By Hutton, Will
New Statesman (1996) , Vol. 130, No. 4538
Already bored with the election campaign? The NS and the Institute for Public Policy Research bring you something better: the debates that the politicians always fudge. This week --
Revive a public realm
The idea of a public realm is such a normal part of our world-view that it is only as it begins to be undermined that we realise how vital an area of our lives it represents. Yet compare our own complacency about this erosion with the excitement that permeated Europe in the late 18th century as old hierarchies and modes of thought were discarded, and a new public space was created that allowed genuine exchange about ideas. Thoughts and hopes that had hitherto been only private could now go public. The air was pregnant with a sense of political possibility, together with the knowledge that such enfranchisement would cascade through people's lives and inner imaginations.

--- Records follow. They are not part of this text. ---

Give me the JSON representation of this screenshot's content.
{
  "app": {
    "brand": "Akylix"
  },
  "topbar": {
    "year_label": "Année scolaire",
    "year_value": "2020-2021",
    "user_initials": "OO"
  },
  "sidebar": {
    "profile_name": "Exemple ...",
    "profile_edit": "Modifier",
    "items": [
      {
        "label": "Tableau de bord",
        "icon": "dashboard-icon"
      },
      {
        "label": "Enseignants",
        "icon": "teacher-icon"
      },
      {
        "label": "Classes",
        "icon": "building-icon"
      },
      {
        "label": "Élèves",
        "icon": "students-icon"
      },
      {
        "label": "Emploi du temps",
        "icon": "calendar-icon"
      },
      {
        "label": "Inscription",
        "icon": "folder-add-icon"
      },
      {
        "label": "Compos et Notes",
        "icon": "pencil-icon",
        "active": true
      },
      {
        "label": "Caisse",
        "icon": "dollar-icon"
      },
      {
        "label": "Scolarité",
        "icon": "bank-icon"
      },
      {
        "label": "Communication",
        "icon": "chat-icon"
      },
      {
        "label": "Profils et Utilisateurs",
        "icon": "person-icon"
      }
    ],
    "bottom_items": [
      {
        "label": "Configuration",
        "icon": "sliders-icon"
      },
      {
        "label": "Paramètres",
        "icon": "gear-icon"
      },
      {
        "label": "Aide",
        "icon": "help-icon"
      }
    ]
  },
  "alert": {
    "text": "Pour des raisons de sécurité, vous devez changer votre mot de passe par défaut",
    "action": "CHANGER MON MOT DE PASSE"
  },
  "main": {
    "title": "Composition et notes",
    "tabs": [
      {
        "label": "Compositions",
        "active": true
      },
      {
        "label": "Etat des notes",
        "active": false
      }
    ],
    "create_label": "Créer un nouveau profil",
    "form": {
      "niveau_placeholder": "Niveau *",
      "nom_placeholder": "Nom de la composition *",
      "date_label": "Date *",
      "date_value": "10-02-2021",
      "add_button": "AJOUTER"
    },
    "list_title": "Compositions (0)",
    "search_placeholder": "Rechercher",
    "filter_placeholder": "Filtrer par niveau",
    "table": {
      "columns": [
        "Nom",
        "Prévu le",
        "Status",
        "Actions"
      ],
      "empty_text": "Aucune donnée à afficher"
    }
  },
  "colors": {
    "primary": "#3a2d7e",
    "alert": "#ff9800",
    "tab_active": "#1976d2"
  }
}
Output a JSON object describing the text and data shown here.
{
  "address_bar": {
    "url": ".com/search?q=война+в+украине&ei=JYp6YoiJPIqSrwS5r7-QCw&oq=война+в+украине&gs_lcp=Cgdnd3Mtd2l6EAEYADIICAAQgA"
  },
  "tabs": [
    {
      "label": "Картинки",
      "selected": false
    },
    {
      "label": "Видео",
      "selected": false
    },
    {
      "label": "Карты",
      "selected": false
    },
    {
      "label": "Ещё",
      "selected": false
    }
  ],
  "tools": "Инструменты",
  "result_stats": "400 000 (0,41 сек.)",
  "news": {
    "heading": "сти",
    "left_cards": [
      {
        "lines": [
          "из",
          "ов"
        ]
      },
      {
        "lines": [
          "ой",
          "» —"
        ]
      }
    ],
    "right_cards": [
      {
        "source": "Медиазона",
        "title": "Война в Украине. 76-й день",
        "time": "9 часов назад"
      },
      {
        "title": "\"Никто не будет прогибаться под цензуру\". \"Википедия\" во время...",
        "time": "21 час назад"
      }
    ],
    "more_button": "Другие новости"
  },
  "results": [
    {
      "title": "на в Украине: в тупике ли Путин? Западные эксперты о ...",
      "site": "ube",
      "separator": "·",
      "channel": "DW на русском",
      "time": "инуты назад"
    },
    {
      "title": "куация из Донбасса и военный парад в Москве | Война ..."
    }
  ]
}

This was the Enlightenment. It was about democracy and citizenship, certainly, but beneath these lay an enormous optimism that the suffocating social and psychological closure of feudalism was losing its grip, and that people must seize the moment to create not just an accountable political system, but a larger context that permitted each and every one their full individual expression. We are social beings, and we need a functioning and vital public realm to complete our capacity to be fully social -- otherwise we privatise conscience and social action in precisely the way our 18th-century forebears were so anxious to escape.
What has this to do with the general election in 2001? In my view, everything. If today's political class wishes for something better from the campaign than voter cynicism and falling turnout, then it should champion the public realm in all its dimensions, and not collude any longer in the corporatisation of British public life. This means once again opening up genuine political argument. Part of the job of politicians in a democracy is not just to win power; it is to ventilate argument, without which the public realm becomes degraded into an empty charade -- and from which we all recoil. That implies courage and conviction, but also a belief that there are open to us genuine choices, which the state can pursue even if business objects.
We must be able to do things that, yes, imply taxation and regulation and, yes, are done by the state alone and not in partnership with business. In short, we must start to reclaim the public realm from the notion that, because only business is efficient, no public action is possible unless performed wholly by, or in partnership with, large corporations.
Genuine liberty in a democracy is about universal enfranchisement in which every citizen knows that he or she can be part of a process that can make a difference -- even if it is a right that is sparingly exercised. Once you concede that a host of courses of action are ruled out because that might infringe the liberty of the rich or of business, then our enfranchisement is qualified and we become unimportant cogs in someone else's scheme of things -- the condition of the people in pre-Enlightenment Europe. So while efficiency is plainly important, our consciences and sense of citizenship are more important still. Nor do I accept, in the wake of the orgy of waste, duplication, avarice, miscalculation, fraud and hype that has crippled the world telecoms industry, for example, as a consequence of privatisation, deregulation and market forces, that definitions of business efficiency are so superior to anything provided or performed by the public sector.
The reinvention of the public realm, along with renewing faith in public action and the potential of public enterprise, has become one of the most pressing issues of the moment. Paradoxically, the Conservative Party recognises this in its anxiety to preserve the old institutions of the British state -- the public as the Tories knew and loved it -- and in its resistance to British integration into the European Union. …